The Issue: If the life estate Falstaff purchases is in property that was “the home of another person” (that is, this is Prince Hal’s home) then Falstaff would have to live in the property for at least 12 continuous months. If he doesn’t live there 12 months or more, there will be a transfer penalty on the purchase even though he may have paid fair market value. You can thank Congress for that little gem. On the other hand, if Blackacre is not “the home of another” Falstaff should be OK.
Taxes: If the property is sold and there are capital gains, a portion will be taxable to the life tenant and a portion will be taxable to the remainder interest holders. If it is the life tenant’s residence being sold, however, the life tenant will get a capital gains tax break on her share, but the life tenants – pay up! If the property is never sold, the remainder interest holders receive the property with stepped up basis to fair market value as of the date of the life tenant’s death.
Probate: Life estates avoid probate.
Lady Bird Deeds: These are sooo early 21st century! But because folks occasionally hear about these, I’ll explain. A Lady Bird deed looks like a standard life estate deed at first glance, except that the Grantor retains the right to change his mind or give the remainder interest to someone else. “I, Falstaff, give Backacre to Prince Hal, but I retain a life estate in Blackacre and further retain the right to cancel this deed or to give the remainder interest to any other person so named.”
Would you pay Falstaff money for the remainder interest? Of course, you wouldn’t. The remainder interest is worthless because Falstaff could always change his mind. On the other hand, if Falstaff dies without changing his mind, Prince Hal will automatically take Blackacre.
In North Carolina, because the remainder interest has no value Falstaff has not made a valuable transfer and there is no penalty. Further, on his death the property should pass free of estate recovery. Lady Bird deeds have worked fine for years.
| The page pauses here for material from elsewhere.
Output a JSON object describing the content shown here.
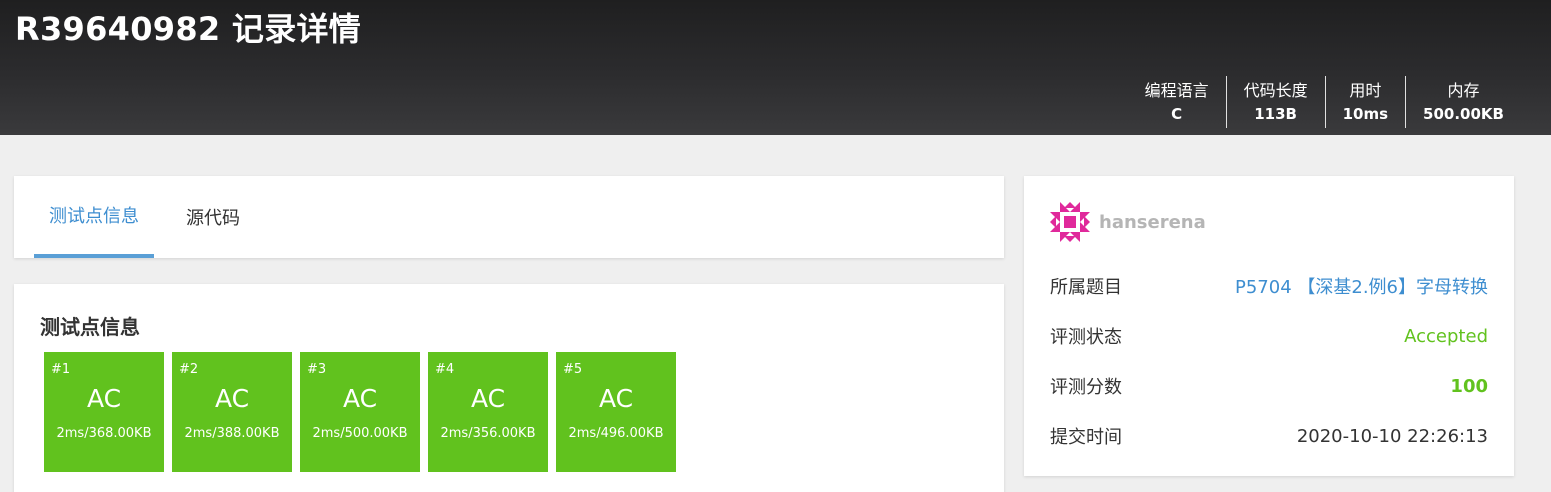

They do make me a bit nervous . . . they seem just . . . too easy. There is not a shred of law to support these. We at Mason Law, PC stopped using these years ago.
Instead, I prefer to use a 99% — 1% joint tenancy deed instead. At least you have the common law and an old North Carolina Supreme Court case to rely on.
A Final Word on Trusts
As you can see, the foregoing ownership techniques pose some Medicaid drawbacks. If there is any chance property could be sold, there is the problem with a portion of the proceeds being considered owned by the potential Medicaid recipient. Some techniques pose some potential estate recovery risk. If an individual feels like she can get through five years without applying for Medicaid (either because of good health or enough other assets to cover the nursing home bill for a few years), and if she cares about the property, a trust is usually a better asset protection technique. A trust can also preserve all the tax advantages discussed above.
Yes, a trust is a bit more complicated to setup. And yes, a trust is a bit more expensive. But in the grand scheme of things, it could well be a superior solution.